= Action item =
Locate all lines in the data below that hold "title" and show them.

Component data from apps and pages
_ _ _

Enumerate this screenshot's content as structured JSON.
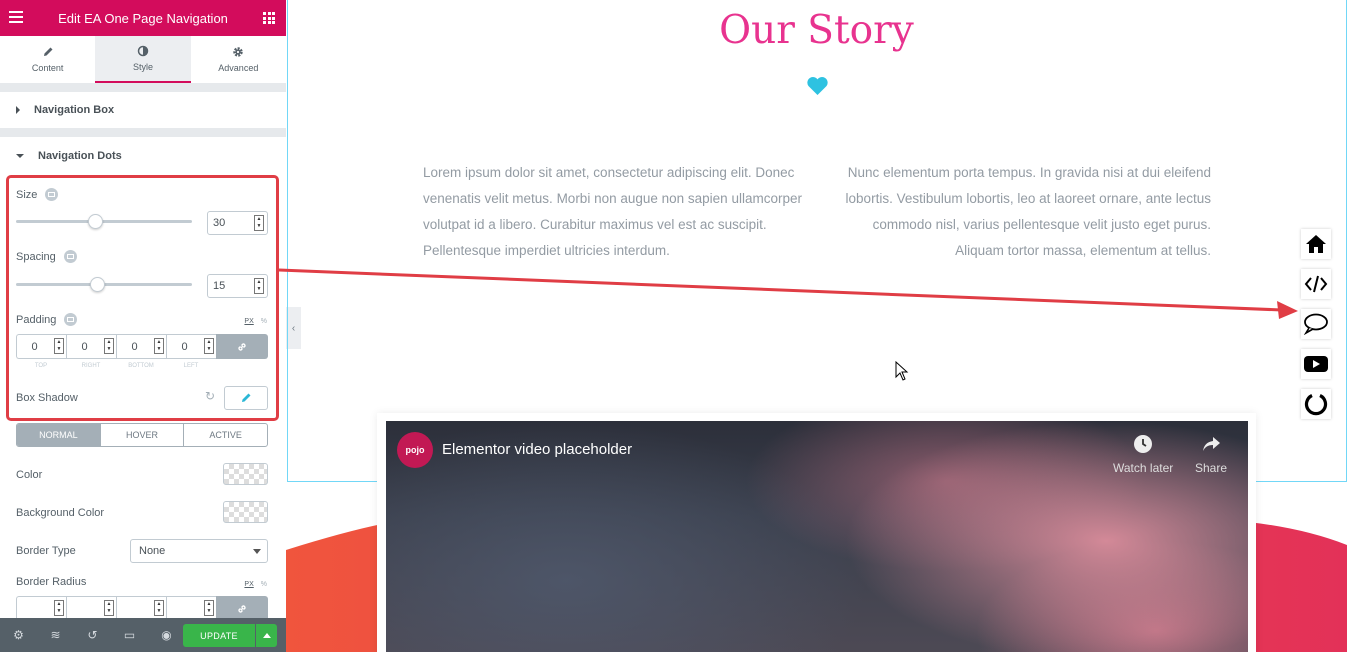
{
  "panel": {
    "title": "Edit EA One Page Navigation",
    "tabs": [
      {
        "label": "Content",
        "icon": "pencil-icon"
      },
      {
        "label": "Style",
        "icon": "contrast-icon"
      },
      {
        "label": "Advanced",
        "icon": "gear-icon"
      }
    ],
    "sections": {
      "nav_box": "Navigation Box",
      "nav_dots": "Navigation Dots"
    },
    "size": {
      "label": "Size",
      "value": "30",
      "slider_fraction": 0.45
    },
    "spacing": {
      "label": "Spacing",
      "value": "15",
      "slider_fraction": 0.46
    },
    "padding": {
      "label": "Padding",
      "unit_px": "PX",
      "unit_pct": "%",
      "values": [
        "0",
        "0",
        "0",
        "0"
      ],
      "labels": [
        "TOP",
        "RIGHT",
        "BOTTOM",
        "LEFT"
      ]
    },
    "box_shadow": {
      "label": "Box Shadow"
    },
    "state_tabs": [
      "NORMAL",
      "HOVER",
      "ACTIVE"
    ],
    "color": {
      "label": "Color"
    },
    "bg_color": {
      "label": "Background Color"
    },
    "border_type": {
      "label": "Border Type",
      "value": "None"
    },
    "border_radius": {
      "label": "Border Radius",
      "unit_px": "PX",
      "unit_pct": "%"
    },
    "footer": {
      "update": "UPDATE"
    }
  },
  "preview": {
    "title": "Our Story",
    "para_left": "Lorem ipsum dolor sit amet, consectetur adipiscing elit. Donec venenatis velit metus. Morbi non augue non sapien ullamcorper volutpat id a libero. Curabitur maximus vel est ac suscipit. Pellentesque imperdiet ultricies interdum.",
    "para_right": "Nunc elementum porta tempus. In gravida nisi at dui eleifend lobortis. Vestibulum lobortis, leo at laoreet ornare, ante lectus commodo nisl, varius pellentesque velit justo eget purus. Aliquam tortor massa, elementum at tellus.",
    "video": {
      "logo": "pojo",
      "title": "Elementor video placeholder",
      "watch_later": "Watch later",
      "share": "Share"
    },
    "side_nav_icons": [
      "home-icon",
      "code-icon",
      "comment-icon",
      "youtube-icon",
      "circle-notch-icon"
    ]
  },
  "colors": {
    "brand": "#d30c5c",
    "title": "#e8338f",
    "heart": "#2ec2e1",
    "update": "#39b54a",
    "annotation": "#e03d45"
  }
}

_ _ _

= Response box =
    "title": "Edit EA One Page Navigation",
    "title": "Our Story",
      "title": "Elementor video placeholder",
    "title": "#e8338f",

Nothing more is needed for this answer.